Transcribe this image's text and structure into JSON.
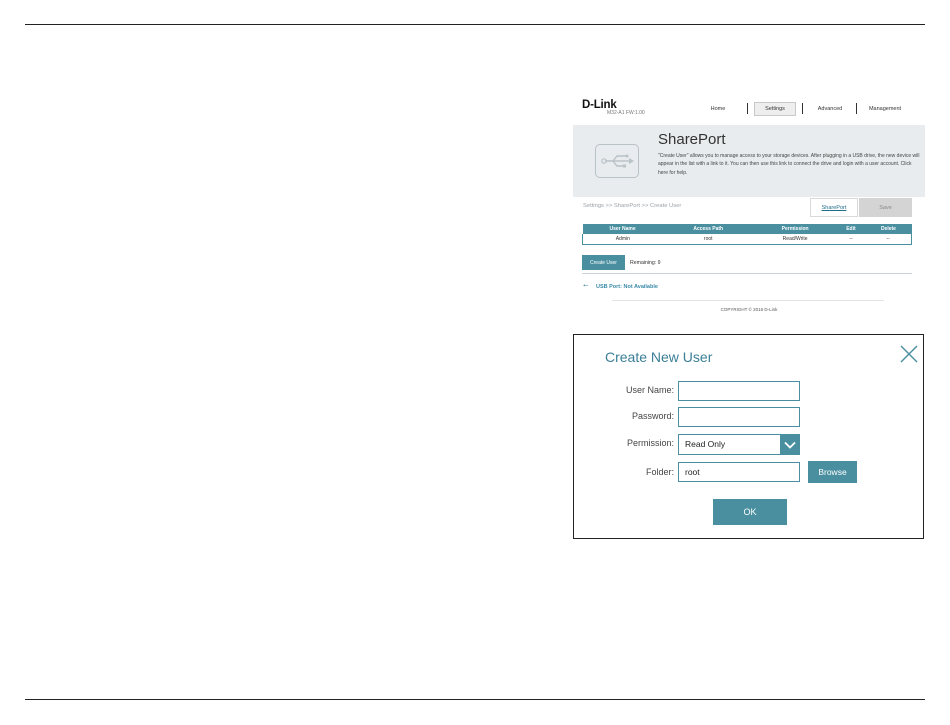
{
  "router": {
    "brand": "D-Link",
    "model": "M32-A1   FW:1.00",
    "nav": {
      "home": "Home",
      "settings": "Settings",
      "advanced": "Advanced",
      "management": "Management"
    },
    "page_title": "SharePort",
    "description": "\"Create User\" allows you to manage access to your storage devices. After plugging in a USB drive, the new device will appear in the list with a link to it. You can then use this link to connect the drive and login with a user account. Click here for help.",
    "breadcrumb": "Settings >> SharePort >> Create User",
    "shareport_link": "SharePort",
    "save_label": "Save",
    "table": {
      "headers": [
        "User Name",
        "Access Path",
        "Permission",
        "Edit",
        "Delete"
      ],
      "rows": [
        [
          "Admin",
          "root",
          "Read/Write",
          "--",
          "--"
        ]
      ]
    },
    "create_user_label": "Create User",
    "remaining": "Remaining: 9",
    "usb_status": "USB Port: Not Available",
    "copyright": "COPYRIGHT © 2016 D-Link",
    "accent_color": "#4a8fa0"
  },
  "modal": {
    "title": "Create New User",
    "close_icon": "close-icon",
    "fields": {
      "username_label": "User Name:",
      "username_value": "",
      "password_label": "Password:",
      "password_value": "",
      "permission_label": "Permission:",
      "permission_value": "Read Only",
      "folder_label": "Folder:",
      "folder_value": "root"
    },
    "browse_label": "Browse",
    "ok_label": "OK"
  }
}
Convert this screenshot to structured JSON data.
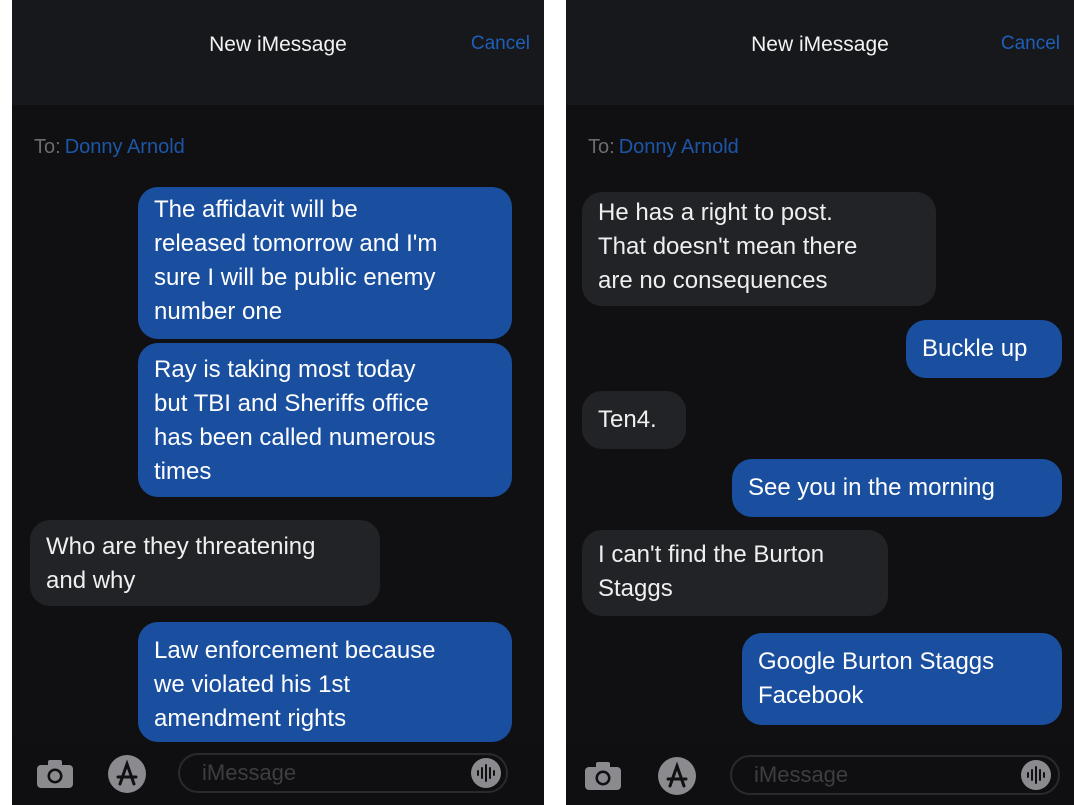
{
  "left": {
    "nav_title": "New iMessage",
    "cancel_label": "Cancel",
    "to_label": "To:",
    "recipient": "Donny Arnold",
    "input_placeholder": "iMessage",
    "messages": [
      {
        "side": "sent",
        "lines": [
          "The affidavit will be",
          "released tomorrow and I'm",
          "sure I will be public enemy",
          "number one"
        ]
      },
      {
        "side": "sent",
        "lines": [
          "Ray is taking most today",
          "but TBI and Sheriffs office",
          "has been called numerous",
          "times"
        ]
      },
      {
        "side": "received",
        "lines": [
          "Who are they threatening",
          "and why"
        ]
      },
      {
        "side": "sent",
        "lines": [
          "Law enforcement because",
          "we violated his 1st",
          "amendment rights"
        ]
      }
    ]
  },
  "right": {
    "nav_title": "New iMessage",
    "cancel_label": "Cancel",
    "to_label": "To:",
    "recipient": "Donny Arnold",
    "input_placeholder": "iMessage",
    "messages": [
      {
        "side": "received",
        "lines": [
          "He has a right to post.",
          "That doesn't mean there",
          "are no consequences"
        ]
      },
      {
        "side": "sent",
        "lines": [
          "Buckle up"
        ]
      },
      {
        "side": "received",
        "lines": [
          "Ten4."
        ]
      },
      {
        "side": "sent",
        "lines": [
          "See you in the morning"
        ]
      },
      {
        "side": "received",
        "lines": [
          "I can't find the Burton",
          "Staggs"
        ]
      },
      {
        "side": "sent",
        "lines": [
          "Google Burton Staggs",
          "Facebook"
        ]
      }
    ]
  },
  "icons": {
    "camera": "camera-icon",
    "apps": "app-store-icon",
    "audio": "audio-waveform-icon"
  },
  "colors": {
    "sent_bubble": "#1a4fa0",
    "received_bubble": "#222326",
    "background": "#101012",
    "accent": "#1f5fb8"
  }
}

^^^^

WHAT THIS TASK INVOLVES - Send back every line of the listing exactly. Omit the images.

WORKED SOLUTION -
Transcribe this image's text and structure into JSON.
{
  "router": {
    "brand": "D-Link",
    "model": "M32-A1   FW:1.00",
    "nav": {
      "home": "Home",
      "settings": "Settings",
      "advanced": "Advanced",
      "management": "Management"
    },
    "page_title": "SharePort",
    "description": "\"Create User\" allows you to manage access to your storage devices. After plugging in a USB drive, the new device will appear in the list with a link to it. You can then use this link to connect the drive and login with a user account. Click here for help.",
    "breadcrumb": "Settings >> SharePort >> Create User",
    "shareport_link": "SharePort",
    "save_label": "Save",
    "table": {
      "headers": [
        "User Name",
        "Access Path",
        "Permission",
        "Edit",
        "Delete"
      ],
      "rows": [
        [
          "Admin",
          "root",
          "Read/Write",
          "--",
          "--"
        ]
      ]
    },
    "create_user_label": "Create User",
    "remaining": "Remaining: 9",
    "usb_status": "USB Port: Not Available",
    "copyright": "COPYRIGHT © 2016 D-Link",
    "accent_color": "#4a8fa0"
  },
  "modal": {
    "title": "Create New User",
    "close_icon": "close-icon",
    "fields": {
      "username_label": "User Name:",
      "username_value": "",
      "password_label": "Password:",
      "password_value": "",
      "permission_label": "Permission:",
      "permission_value": "Read Only",
      "folder_label": "Folder:",
      "folder_value": "root"
    },
    "browse_label": "Browse",
    "ok_label": "OK"
  }
}
Convert this screenshot to structured JSON data.
{
  "left": {
    "nav_title": "New iMessage",
    "cancel_label": "Cancel",
    "to_label": "To:",
    "recipient": "Donny Arnold",
    "input_placeholder": "iMessage",
    "messages": [
      {
        "side": "sent",
        "lines": [
          "The affidavit will be",
          "released tomorrow and I'm",
          "sure I will be public enemy",
          "number one"
        ]
      },
      {
        "side": "sent",
        "lines": [
          "Ray is taking most today",
          "but TBI and Sheriffs office",
          "has been called numerous",
          "times"
        ]
      },
      {
        "side": "received",
        "lines": [
          "Who are they threatening",
          "and why"
        ]
      },
      {
        "side": "sent",
        "lines": [
          "Law enforcement because",
          "we violated his 1st",
          "amendment rights"
        ]
      }
    ]
  },
  "right": {
    "nav_title": "New iMessage",
    "cancel_label": "Cancel",
    "to_label": "To:",
    "recipient": "Donny Arnold",
    "input_placeholder": "iMessage",
    "messages": [
      {
        "side": "received",
        "lines": [
          "He has a right to post.",
          "That doesn't mean there",
          "are no consequences"
        ]
      },
      {
        "side": "sent",
        "lines": [
          "Buckle up"
        ]
      },
      {
        "side": "received",
        "lines": [
          "Ten4."
        ]
      },
      {
        "side": "sent",
        "lines": [
          "See you in the morning"
        ]
      },
      {
        "side": "received",
        "lines": [
          "I can't find the Burton",
          "Staggs"
        ]
      },
      {
        "side": "sent",
        "lines": [
          "Google Burton Staggs",
          "Facebook"
        ]
      }
    ]
  },
  "icons": {
    "camera": "camera-icon",
    "apps": "app-store-icon",
    "audio": "audio-waveform-icon"
  },
  "colors": {
    "sent_bubble": "#1a4fa0",
    "received_bubble": "#222326",
    "background": "#101012",
    "accent": "#1f5fb8"
  }
}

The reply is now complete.